>>>

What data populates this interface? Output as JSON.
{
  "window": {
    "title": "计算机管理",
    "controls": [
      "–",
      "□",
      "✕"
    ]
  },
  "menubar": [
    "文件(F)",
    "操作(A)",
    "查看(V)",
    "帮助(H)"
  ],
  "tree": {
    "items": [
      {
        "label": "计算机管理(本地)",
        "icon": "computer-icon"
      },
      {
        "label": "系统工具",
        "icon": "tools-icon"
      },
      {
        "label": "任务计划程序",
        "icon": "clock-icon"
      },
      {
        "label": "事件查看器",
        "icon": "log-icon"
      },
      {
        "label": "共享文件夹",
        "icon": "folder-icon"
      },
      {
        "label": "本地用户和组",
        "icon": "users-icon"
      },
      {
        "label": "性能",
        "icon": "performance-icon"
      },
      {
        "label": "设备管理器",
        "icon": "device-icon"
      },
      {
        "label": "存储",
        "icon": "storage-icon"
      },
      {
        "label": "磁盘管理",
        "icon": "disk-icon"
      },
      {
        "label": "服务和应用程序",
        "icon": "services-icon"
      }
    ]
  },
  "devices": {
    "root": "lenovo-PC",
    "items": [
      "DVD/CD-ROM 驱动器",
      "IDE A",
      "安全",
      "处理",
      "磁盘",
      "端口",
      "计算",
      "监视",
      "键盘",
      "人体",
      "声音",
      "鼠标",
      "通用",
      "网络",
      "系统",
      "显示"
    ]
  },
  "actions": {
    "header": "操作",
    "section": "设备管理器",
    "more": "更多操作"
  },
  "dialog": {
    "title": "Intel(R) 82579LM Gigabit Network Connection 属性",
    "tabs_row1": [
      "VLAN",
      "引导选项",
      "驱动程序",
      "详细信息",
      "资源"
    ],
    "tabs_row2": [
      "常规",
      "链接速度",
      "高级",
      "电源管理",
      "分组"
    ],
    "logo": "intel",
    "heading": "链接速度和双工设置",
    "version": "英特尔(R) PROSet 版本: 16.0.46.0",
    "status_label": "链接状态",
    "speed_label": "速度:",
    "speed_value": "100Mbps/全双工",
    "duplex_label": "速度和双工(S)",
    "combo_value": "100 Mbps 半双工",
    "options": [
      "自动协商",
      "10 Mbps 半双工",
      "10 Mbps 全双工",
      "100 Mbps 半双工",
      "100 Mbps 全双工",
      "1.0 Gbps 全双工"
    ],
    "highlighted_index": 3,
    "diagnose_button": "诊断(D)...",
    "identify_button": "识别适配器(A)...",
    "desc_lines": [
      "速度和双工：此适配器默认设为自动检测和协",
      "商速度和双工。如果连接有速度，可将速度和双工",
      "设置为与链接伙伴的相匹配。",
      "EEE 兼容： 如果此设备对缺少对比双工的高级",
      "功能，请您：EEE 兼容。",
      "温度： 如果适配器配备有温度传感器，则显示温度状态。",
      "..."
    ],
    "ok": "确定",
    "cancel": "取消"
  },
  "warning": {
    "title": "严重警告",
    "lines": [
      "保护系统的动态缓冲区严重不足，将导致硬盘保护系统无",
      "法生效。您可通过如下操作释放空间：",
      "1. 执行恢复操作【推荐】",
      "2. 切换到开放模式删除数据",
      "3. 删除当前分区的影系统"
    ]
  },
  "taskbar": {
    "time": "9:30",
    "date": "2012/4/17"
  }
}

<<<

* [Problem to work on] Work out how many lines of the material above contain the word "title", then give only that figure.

* [Output below] 3